New Delhi – Family planning (FP), especially postpartum family planning (PPFP) with a focus on spacing between births, is at the forefront of the Indian government’s health plans. This is the clear message from the national and state review meetings on FP that began in late 2012 and will continue through the first half of 2013. Organized by the Ministry of Health and Family Welfare, Government of India (GoI), in partnership with Jhpiego, these meetings aim to review the current PPFP program and disseminate the government’s strategy for strengthening PPFP services throughout the country. The meetings also provide an opportunity for states to share their experiences, adopt best practices and strengthen and align their strategies.
Family planning officials from 35 states and union territories attended the inaugural national review meeting in November 2012, where Ms. Anuradha Gupta, Additional Secretary and Mission Director of the National Rural Health Mission, underscored the clear shift in the GoI’s policy toward positioning FP as a reproductive, maternal, neonatal, child and adolescent health intervention and detailed the national strategy on family planning. “We are looking at very concrete action with a sense of urgency,” said Ms. Gupta. (Read full text of Ms. Gupta’s speech)
Reiterating that the GoI’s shift in FP policy is from a population stabilization approach to one of improving maternal and child health, Dr. S.K. Sikdar, Deputy Commissioner (In-charge), Family Planning Division, Ministry of Health and Family Welfare, identified the priorities of the FP program and the new GoI schemes, and outlined the way forward. Regarding birth spacing methods, he said that the key objectives of the government are “to provide information, services and commodities to every client, in every nook and corner of the country.”
“With more than 3.3 million still births every year . . . more than 4 million neonatal deaths and more than half the neonatal deaths happen[ing] in less than 72 hours of delivery, at least one woman dies every minute from causes related to pregnancy and childbirth, and most postpartum deaths occur among women who lack access to skilled care during labor and delivery or in the immediate postpartum period,” said Dr. Sikdar, emphasizing the sense of urgency.
To disseminate the GoI’s family planning strategy among the high-focus states, state review workshops are now under way to prepare state-specific strategies in tandem with the national approach. Uttarakhand’s PPFP review workshop, held December 20–21, 2012, was conducted in partnership with Jhpiego under the U.S. Agency for International Development–supported Maternal and Child Health Integrated Program. The next such workshop will be held in Uttar Pradesh in February.
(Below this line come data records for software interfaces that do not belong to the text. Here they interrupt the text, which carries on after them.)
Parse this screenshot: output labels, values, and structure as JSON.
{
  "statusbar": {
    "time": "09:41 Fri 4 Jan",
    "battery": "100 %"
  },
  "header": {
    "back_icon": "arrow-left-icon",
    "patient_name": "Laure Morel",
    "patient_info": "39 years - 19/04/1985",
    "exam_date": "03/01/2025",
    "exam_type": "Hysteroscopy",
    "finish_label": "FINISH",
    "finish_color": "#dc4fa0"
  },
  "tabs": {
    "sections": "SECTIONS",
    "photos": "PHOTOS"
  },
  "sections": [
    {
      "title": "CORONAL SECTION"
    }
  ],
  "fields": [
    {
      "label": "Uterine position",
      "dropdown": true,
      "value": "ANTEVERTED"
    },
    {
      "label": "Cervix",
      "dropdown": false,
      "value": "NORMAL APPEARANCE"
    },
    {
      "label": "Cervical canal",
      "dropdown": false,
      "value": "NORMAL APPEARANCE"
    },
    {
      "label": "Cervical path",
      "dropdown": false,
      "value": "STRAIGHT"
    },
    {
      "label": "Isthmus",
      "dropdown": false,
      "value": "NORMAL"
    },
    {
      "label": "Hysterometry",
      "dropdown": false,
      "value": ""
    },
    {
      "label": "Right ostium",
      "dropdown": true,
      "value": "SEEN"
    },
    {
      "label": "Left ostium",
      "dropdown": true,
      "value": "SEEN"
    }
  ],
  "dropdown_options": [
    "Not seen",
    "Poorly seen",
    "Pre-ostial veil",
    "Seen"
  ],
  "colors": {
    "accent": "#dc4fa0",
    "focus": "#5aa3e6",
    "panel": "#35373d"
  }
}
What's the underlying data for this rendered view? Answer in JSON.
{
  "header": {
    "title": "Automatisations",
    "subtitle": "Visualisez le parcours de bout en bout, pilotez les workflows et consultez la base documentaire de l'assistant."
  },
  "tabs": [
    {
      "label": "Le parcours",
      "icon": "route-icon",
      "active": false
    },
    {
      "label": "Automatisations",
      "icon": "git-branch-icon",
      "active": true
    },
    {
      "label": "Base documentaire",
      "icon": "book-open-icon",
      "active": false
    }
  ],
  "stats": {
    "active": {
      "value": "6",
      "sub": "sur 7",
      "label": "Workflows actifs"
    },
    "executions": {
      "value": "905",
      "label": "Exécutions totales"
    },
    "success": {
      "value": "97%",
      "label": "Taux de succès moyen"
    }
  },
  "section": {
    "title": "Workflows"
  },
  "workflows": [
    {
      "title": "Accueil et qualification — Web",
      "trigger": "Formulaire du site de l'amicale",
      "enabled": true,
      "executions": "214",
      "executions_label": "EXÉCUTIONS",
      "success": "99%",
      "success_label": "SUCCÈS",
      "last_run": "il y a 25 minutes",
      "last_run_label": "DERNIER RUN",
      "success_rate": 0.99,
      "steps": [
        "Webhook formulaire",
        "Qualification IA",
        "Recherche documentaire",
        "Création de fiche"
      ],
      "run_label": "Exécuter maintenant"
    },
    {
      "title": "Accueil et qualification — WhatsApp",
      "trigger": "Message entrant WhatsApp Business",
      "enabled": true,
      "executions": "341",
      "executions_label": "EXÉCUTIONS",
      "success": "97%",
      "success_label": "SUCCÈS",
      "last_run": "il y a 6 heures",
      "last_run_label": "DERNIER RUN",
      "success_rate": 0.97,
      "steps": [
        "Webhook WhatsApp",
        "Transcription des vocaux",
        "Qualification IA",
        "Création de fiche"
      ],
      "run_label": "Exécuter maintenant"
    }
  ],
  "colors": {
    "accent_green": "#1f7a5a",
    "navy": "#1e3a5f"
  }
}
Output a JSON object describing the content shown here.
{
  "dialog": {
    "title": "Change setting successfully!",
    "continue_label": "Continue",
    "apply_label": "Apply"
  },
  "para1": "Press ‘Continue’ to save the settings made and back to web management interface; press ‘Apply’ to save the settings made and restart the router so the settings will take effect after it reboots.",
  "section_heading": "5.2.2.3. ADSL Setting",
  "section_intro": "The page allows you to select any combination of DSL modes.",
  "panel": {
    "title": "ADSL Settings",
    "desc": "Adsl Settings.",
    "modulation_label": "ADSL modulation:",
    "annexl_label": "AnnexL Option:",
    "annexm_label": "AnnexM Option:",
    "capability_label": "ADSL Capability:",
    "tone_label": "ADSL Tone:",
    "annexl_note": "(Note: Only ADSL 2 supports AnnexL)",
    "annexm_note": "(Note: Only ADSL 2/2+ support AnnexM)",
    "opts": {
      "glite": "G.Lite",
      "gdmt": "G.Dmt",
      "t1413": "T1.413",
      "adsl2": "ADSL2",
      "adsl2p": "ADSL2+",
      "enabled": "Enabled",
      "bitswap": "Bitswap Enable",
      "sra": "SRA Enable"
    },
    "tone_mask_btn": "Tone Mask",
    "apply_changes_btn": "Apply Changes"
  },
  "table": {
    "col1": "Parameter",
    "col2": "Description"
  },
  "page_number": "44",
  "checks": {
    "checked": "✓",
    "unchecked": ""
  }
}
Jhpiego has played and will continue to play a very active role, working hand in hand at the national level and within the states, in planning and implementing the PPFP strategy. This work will help women delay motherhood, adequately space the births of their children and avoid unintended pregnancies and unsafe abortions, saving many lives and strengthening families.